The Covid-19 pandemic feels unprecedented. But we have faced global pandemics before and we will face similar, and worse, crises in the future. I say that not to shock or alarm, but to marvel at our collective resilience.
However, it’s not a resilience that can be taken for granted. The only thing we can say about the future is that it is uncertain. However, while we cannot plan for every eventuality, we can work together to ensure we have robust institutions and effective systems of care.
As the novel coronavirus has swept across borders, we have seen how rapidly business-as-usual turns into uncertainty and lockdown.
For now, we need to deal with the current moment. Understandably – and correctly – the public have turned to governments and official agencies, such as the WHO, to provide guidance and assistance.
As with the 2008 financial crisis, there is popular demand for state action to preserve economic vitality. And as with 2008, political leaders have recognised the need for government intervention to stave off the worst economic effects of the pandemic.
However, there is an important difference. In the aftermath of the 2008 crisis, popular anger was directed at banks, even at the capitalist system as such.
The current crisis is different. There is a clear realisation that we urgently need the kinds of rapid and innovative solutions that only businesses can provide. And already, we are seeing impressive examples of businesses harnessing their R&D teams or data analysis capacities to help communities and medical staff.
But business can’t afford to be complacent, especially in light of the economic turbulence that will inevitably accompany the public health crisis.
Businesses are uniquely capable of driving the economic recovery that will urgently be needed as the public health element of this current crisis finally subsides.
But if businesses fail to take the lead and produce real value for everyone who needs it, governments will need to step in to fill the gaps. The inevitable result would be heavy regulation and a significant transfer of private capacities to state institutions.That would mean less competition, tepid growth, and, ultimately, a slower economic recovery.
But what would the most effective business response look like, especially in an African context?
We are looking forward to charting a way ahead at our annual Shared Value Leadership Summit, a gathering of the continent’s brightest minds and boldest business leaders, which this year is scheduled to be held in Kigali.
We are in daily communication with our partners in Rwanda, and in consultation with authorities, to determine whether the Summit dates will need to be rescheduled. Of course, everyone’s paramount and we will keep you closely updated.

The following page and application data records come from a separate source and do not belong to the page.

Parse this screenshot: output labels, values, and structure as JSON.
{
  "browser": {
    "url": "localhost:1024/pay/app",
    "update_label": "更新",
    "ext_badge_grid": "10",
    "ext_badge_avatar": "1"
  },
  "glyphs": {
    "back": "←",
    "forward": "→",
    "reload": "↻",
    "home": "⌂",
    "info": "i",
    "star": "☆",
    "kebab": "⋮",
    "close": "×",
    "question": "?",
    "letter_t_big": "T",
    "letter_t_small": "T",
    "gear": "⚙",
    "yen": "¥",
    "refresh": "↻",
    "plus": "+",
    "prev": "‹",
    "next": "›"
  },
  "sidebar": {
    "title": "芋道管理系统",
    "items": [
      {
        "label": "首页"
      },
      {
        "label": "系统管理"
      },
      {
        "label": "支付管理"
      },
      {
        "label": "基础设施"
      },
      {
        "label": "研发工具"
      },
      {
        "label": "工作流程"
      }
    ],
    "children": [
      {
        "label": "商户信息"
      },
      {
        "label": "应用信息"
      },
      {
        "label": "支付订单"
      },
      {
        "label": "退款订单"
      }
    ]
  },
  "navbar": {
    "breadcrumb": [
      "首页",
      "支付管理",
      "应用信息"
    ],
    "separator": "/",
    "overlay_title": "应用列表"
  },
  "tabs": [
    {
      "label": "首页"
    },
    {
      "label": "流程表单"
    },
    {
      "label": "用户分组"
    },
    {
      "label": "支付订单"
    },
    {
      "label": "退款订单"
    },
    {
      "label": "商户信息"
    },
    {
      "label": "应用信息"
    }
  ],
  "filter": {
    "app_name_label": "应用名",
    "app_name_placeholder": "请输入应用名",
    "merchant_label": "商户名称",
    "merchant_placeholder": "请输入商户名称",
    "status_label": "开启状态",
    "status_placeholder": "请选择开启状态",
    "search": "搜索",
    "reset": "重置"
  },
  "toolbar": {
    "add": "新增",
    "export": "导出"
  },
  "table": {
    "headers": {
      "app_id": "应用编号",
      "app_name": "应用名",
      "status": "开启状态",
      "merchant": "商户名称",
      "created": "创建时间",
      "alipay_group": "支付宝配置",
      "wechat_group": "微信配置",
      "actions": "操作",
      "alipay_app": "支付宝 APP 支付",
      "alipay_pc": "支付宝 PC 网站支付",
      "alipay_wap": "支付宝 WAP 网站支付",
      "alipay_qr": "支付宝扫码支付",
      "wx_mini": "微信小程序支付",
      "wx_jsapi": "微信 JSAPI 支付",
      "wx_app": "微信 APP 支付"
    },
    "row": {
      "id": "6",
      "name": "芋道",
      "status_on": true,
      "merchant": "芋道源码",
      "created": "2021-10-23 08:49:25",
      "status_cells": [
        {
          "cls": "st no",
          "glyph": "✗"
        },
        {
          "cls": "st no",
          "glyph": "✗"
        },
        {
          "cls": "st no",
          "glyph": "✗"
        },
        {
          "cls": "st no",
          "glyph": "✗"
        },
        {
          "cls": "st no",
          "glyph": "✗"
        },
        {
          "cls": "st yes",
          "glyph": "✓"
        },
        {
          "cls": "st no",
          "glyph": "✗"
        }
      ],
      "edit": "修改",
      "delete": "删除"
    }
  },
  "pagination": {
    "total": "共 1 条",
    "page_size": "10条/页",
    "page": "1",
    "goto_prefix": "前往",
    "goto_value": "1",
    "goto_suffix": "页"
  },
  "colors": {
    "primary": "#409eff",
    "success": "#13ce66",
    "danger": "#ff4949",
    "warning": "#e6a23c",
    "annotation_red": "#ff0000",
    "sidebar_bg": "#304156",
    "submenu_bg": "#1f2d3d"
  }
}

Whenever it is held, this year’s summit will have a special poignancy, as we reflect on how we have managed to deal with the enormous challenges of the Covid-19 pandemic and analyse and debate the best ways that businesses can lead us forward to even greater collective wellbeing and prosperity.
We can build a more resilient Shared Value future, but we can only do it together.